## Assignment
For each line of the data below that holds "value", copy the line.

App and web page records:
((

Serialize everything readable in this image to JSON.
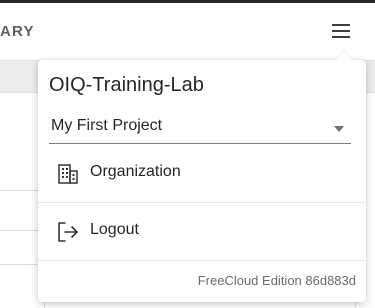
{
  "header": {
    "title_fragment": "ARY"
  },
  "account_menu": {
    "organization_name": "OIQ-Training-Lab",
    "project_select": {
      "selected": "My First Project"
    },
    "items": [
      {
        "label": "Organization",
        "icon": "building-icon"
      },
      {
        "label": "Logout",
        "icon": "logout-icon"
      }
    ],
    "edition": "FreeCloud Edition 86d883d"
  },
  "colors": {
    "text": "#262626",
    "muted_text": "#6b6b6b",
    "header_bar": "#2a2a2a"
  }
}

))
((

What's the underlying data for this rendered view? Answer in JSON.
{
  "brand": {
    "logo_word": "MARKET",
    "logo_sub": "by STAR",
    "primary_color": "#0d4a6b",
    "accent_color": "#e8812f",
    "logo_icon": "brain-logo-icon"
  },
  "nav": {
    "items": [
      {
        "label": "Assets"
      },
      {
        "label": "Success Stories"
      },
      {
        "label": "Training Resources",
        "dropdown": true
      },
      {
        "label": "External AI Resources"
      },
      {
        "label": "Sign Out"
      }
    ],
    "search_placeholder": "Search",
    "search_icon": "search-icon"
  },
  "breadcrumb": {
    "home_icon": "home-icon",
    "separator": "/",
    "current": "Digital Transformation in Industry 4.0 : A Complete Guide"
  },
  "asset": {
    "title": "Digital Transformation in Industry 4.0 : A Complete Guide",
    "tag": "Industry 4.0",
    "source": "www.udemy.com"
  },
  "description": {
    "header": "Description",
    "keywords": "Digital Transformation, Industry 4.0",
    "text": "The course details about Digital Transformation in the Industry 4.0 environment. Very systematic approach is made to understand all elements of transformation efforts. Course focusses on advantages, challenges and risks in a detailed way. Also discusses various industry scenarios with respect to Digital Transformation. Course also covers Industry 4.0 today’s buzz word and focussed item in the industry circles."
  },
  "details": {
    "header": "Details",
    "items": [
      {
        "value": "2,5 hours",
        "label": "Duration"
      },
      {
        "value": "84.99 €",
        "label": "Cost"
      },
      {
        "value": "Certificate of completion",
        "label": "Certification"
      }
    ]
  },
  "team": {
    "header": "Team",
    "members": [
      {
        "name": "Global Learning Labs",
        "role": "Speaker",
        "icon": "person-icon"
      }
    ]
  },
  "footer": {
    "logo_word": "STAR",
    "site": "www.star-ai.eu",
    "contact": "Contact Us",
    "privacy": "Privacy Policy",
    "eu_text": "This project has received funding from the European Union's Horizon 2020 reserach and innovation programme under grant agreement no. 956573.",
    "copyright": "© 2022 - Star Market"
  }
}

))

## Response to this exercise
        "value": "2,5 hours",
        "value": "84.99 €",
        "value": "Certificate of completion",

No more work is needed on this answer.